Sites in the Forest

The Joe Alon Center and the Museum for Bedouin Culture



Situated in the heart of the forest, it is a center for scientific and educational research undertaken in conjunction with the museum, which is dedicated to Bedouin culture. The exhibition is fascinating and includes a film, folk tales, a visit to a hospitality tent, a presentation about the Jewish development of the Northern Negev and an exhibition about the work of KKL-JNF, The Awakening Desert. There is also an audio presentation on the roof of the museum explaining the surroundings. The Center is open daily including Saturdays, for a fee, telephone: 08-9913322 and 08-9918597.

 

Rimon Ruins

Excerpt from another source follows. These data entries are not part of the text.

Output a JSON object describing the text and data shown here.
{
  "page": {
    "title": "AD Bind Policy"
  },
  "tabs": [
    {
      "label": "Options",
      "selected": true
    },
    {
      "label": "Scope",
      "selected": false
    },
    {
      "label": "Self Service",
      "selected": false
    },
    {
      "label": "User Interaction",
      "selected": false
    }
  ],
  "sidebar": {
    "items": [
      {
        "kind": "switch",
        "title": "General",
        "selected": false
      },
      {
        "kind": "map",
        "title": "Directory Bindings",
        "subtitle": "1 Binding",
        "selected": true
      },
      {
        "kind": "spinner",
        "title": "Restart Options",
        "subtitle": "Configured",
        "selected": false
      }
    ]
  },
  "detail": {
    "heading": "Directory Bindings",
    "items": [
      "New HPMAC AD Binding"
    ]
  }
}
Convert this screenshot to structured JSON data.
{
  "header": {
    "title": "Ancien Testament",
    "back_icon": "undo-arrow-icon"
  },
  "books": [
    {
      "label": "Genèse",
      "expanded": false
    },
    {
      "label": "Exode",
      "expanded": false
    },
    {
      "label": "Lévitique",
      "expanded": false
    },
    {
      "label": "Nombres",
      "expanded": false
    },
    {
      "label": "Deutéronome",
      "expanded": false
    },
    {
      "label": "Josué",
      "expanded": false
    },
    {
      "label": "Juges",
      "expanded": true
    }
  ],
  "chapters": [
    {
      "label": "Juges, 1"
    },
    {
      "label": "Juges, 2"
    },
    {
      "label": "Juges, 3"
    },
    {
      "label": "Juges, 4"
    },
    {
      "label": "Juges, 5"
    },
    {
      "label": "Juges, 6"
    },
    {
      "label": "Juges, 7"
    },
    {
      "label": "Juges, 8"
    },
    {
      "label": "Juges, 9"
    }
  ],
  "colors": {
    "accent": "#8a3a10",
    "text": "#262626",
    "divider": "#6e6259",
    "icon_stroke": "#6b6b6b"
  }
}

Hirbet al Remamin, south of Kibbutz Lahav, is on the eastern slopes of the forest, where there are remains of an ancient Jewish synagogue from the time of the Second Temple (Nehemiah 11:29). The inhabitants of this village comprised the remnant that had not been exiled to Babylon. In the center of the building that remains, there are parts of walls, architectonic features and a floor with five engraved rosettes—a typical Jewish ornament in the days of the Second Temple. There is also a bird ringing station at the site.

 

Tel Halif and the Halif Ruins

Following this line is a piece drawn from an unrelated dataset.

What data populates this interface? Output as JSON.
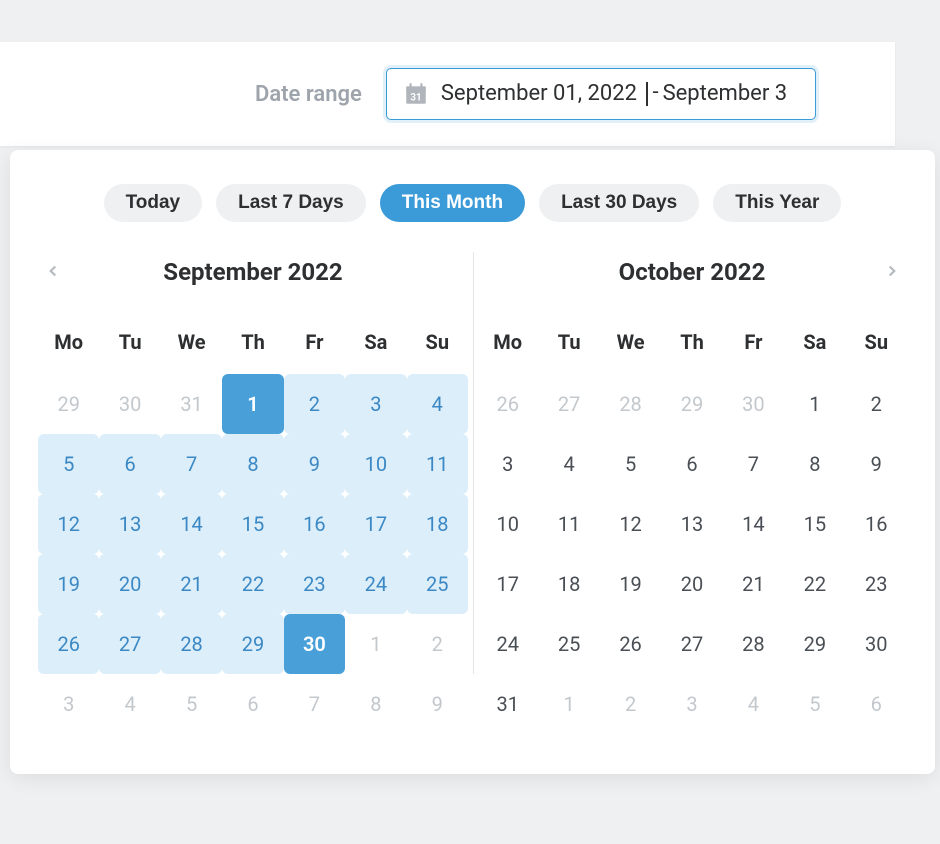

North of Kibbutz Lahav is a mound identified with Rimon, a town recalled as having been part of the territory allotted to the tribe of Shimon (Joshua 19:7). Remains from the Bronze Period were discovered at the site as well as remains from the early Israelite Period – 6th to 9th century BCE. There is an excellent view of the Coastal Plain from the top of the ruins. Some of the remains were damaged in the 1950s, when communication trenches were dug there for military purposes. At the Halif ruins, remains of vessels from the Egyptian period were also found, as well as nearby Jewish burial caves from the 2nd and 3rd centuries, which attest to the Jewish presence on the plain after the Bar Kochba rebellion.

 

Karel Lookout

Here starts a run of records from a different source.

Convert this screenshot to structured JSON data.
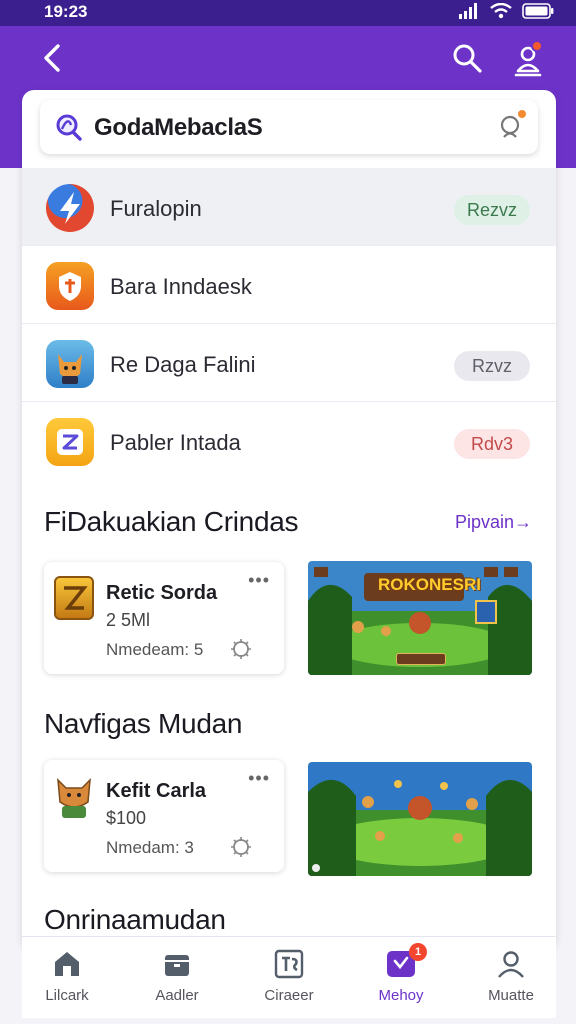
{
  "status": {
    "time": "19:23"
  },
  "search": {
    "query": "GodaMebaclaS"
  },
  "list": [
    {
      "label": "Furalopin",
      "badge": "Rezvz",
      "badge_bg": "#dff1e6",
      "badge_fg": "#3b7a4f",
      "icon": "lightning-app-icon"
    },
    {
      "label": "Bara Inndaesk",
      "badge": "",
      "icon": "shield-app-icon"
    },
    {
      "label": "Re Daga Falini",
      "badge": "Rzvz",
      "badge_bg": "#e8e8ee",
      "badge_fg": "#60606a",
      "icon": "fox-app-icon"
    },
    {
      "label": "Pabler Intada",
      "badge": "Rdv3",
      "badge_bg": "#fde5e5",
      "badge_fg": "#c24a4a",
      "icon": "z-app-icon"
    }
  ],
  "sections": [
    {
      "title": "FiDakuakian Crindas",
      "see_all": "Pipvain→",
      "card": {
        "title": "Retic Sorda",
        "number": "2 5Ml",
        "meta": "Nmedeam: 5",
        "more": "•••"
      },
      "game_banner": "ROKONESRI"
    },
    {
      "title": "Navfigas Mudan",
      "see_all": "",
      "card": {
        "title": "Kefit Carla",
        "number": "$100",
        "meta": "Nmedam: 3",
        "more": "•••"
      },
      "game_banner": ""
    }
  ],
  "partial_title": "Onrinaamudan",
  "tabs": [
    {
      "label": "Lilcark",
      "icon": "home-icon"
    },
    {
      "label": "Aadler",
      "icon": "box-icon"
    },
    {
      "label": "Ciraeer",
      "icon": "ts-icon"
    },
    {
      "label": "Mehoy",
      "icon": "chat-icon",
      "badge": "1"
    },
    {
      "label": "Muatte",
      "icon": "person-icon"
    }
  ],
  "colors": {
    "primary": "#6d33c9",
    "status_bar": "#3b1f8f",
    "badge_dot": "#f25a2b"
  }
}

From the area of the watchtower there is a dirt road on the western slopes of the forest. On one of the turns in the forest KKL-JNF constructed an observation deck facing the Southern Coastal Plain.

 

Abu Hof Ruins




Abu Hof. Photo: Yaakov Shkolnik.

About ten minutes walking distance from the observation point are the Abu Hof ruins, which are from the Byzantine period and include a church, with its columns prone. A columbarium was discovered among the ruins with small cells for pigeons. It is exceptional because it was made of stone and not hewn from the bedrock like the other columbaria on the plain. There are also remains from the Chalcolithic period including a well considered the oldest in the world of its kind.

 

Fire Watchtower


At 518m above sea level, the fire watchtower has a view of the Judean Plain, the mountains of Hebron, the Southern Coastal Plain and the Beersheba Valley. It is useful for KKL-JNF foresters in protecting the forest from fires. (No visitors are allowed to enter!)

 

Za’ak Ruins



Not far, between Kibbutz Dvir and Kibbutz Lahav, on a paved road, there is a ruin with hidden tunnels connecting the larger cave with underground chambers.The tunnel system was apparently dug out in the days of the Bar Kochba rebellion and was used by the insurgents. The cave is pitch dark, and a good part of the way through it requires crawling. (You must be equipped with a flashlight!) At the top of the ruins there is a great view of the Yaval Valley and the southern slopes of the Hebron Hills.

 

The Campbell Recreation Area


Located near the parking area next to the fire watchtower, it has picnic tables, playground facilities, water fountains and paved access paths that are wheelchair accessible.

 

Hashdera Recreation Area




Photo: Yaakov Shkolnik.

Located at the northern entrance to Lahav Forest, it has picnic tables that are wheelchair accessible.

 

Additional Recreation Areas

Additional recreation areas include the Mitzpe Recreation Area, the Doron Recreation Area, the Reches Recreation Area and the wheelchair accessible Oranim Recreation Area.